2005 CPI Rising at its Fastest Pace in Fifteen Years
With today's release of a .1% decline in May consumer prices, many pundits continue to assert that the inflation threat has ended. However, a closer look at the data reveals that the threat has only just begun. Despite May's benign figures, which were driven mainly by falling energy prices, so far 2005 is on pace to achieve the largest CPI increase in fifteen years. Yes, that is not a typo.
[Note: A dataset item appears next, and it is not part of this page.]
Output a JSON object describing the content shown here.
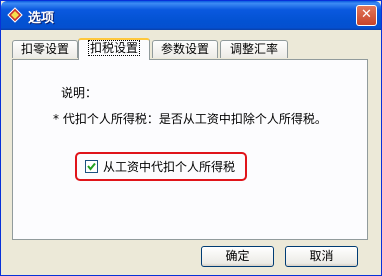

Not since 1990 has the CPI risen by more than 3.65%, which is the annualized pace set during the first five months of 2005.
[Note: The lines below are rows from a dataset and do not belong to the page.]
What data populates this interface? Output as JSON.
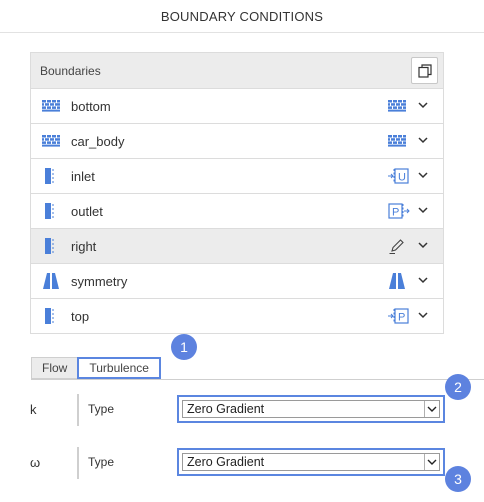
{
  "header": {
    "title": "BOUNDARY CONDITIONS"
  },
  "panel": {
    "title": "Boundaries",
    "rows": [
      {
        "label": "bottom",
        "icon": "wall-grid-icon",
        "type_icon": "wall-grid-icon",
        "selected": false
      },
      {
        "label": "car_body",
        "icon": "wall-grid-icon",
        "type_icon": "wall-grid-icon",
        "selected": false
      },
      {
        "label": "inlet",
        "icon": "patch-icon",
        "type_icon": "velocity-inlet-icon",
        "type_letter": "U",
        "selected": false
      },
      {
        "label": "outlet",
        "icon": "patch-icon",
        "type_icon": "pressure-outlet-icon",
        "type_letter": "P",
        "selected": false
      },
      {
        "label": "right",
        "icon": "patch-icon",
        "type_icon": "pencil-edit-icon",
        "selected": true
      },
      {
        "label": "symmetry",
        "icon": "symmetry-icon",
        "type_icon": "symmetry-icon",
        "selected": false
      },
      {
        "label": "top",
        "icon": "patch-icon",
        "type_icon": "pressure-inlet-icon",
        "type_letter": "P",
        "selected": false
      }
    ]
  },
  "tabs": [
    {
      "label": "Flow",
      "active": false
    },
    {
      "label": "Turbulence",
      "active": true
    }
  ],
  "fields": [
    {
      "symbol": "k",
      "type_label": "Type",
      "value": "Zero Gradient"
    },
    {
      "symbol": "ω",
      "type_label": "Type",
      "value": "Zero Gradient"
    }
  ],
  "badges": [
    "1",
    "2",
    "3"
  ],
  "colors": {
    "accent": "#5b86e0",
    "badge": "#5d82df",
    "icon_blue": "#4a7fd9"
  }
}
In fact, given that oil prices have already increased by over 18% in the last four weeks, and that a reversal in the dollar's recent strength is likely to push commodity prices higher for the remainder of the year, I except CPI gains in the second half of 2005 to push the year's total increase to over 4.6%, its second largest gain in twenty-four years.
Even more shocking, if one adjusts for the facts that in the late 1980s the government took housing prices out of the CPI, and that in the late 1990s it began hedonically adjusting the price components which comprise much of the index, inflation this year would probably be much closer to 10%, were it still calculated using the same methodology as the one used back in 1981.
However, even though this year is shaping up to register the highest inflation rate in 15 years, the strident claims of victory over inflation have never been so prevalent. In fact, today CNBC flashed a graphic showing the benign "core CPI" going back to the 1970's, while neglecting to show a graphic of the far less benign actual CPI over the same time period. During the last fifteen years, when inflation was far less of a problem that it is in the current year, such victory claims were far less numerous, if not completely non-existent.
Why then, during a period of relatively rapid inflation, is the outcry so muted? Why is the government so quick to claim victory over an adversary that is so clearly winning the fight? I believe there are two primary reasons for this apparent paradox. First, in the 1970s and 1980s, when America was a nation of savers, most people easily perceived how inflation robbed them of their purchasing power. Today, American debtors sees inflation as their salvation, as rising home prices and equity extractions increase their purchasing power. Second, as the Fed deliberately peruses a policy of inflation as a means of repudiating government debts, as well as bailing out other borrowers, including hedge funds and homeowners, it can only do so to the extend that it conceals it true intentions from America's creditors. If the world's savers only knew the truth, interest rates would soar, bursting the bubble economy the Fed is trying so desperately to keep inflated.